From the entries, copy every line that carries the string "Hatchback".

#### Data extracts
=== Section Start ===
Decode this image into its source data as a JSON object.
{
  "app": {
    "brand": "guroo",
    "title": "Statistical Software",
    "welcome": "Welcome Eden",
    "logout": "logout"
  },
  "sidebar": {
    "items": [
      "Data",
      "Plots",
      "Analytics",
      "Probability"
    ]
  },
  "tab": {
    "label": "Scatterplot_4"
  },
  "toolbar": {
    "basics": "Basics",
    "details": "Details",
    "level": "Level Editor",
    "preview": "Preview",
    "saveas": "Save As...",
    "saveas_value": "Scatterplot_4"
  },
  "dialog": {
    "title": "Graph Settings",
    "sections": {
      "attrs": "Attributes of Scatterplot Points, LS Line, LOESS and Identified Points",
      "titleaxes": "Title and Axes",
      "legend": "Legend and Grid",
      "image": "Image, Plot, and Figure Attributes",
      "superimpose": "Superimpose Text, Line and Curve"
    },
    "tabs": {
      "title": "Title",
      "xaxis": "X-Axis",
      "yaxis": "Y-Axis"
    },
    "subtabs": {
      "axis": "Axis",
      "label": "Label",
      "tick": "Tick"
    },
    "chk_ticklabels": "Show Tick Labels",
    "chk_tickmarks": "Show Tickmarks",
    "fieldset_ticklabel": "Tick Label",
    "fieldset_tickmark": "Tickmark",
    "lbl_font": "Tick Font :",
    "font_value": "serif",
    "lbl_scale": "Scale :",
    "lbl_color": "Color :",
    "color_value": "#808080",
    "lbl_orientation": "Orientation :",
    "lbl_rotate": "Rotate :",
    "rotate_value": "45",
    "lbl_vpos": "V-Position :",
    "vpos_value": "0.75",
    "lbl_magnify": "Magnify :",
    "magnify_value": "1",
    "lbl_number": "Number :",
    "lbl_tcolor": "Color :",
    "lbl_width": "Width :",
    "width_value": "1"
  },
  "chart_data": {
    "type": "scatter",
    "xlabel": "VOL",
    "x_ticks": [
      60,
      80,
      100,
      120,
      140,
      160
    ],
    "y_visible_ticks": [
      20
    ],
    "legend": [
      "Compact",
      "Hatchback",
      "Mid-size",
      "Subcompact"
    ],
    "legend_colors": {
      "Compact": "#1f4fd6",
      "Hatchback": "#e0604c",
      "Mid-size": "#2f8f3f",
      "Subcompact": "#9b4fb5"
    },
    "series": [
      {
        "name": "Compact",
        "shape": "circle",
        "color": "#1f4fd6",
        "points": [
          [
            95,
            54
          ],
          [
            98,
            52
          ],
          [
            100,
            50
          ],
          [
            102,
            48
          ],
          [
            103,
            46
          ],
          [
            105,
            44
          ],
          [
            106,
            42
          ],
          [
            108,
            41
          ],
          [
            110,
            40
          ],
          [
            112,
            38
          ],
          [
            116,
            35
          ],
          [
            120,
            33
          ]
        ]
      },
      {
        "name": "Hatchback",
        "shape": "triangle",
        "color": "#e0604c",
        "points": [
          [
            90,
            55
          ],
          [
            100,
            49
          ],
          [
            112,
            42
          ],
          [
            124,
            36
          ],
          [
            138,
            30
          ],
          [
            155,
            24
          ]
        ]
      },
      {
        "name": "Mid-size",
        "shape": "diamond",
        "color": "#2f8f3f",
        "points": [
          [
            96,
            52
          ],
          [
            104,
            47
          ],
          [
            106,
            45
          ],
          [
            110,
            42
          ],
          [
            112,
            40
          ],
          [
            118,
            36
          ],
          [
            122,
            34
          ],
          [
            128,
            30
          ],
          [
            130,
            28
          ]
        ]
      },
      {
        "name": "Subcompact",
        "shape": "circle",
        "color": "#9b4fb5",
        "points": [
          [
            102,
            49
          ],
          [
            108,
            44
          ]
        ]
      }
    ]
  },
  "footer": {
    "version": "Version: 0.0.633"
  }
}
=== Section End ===
#### Result of the task
      "Hatchback",
      "Hatchback": "#e0604c",
        "name": "Hatchback",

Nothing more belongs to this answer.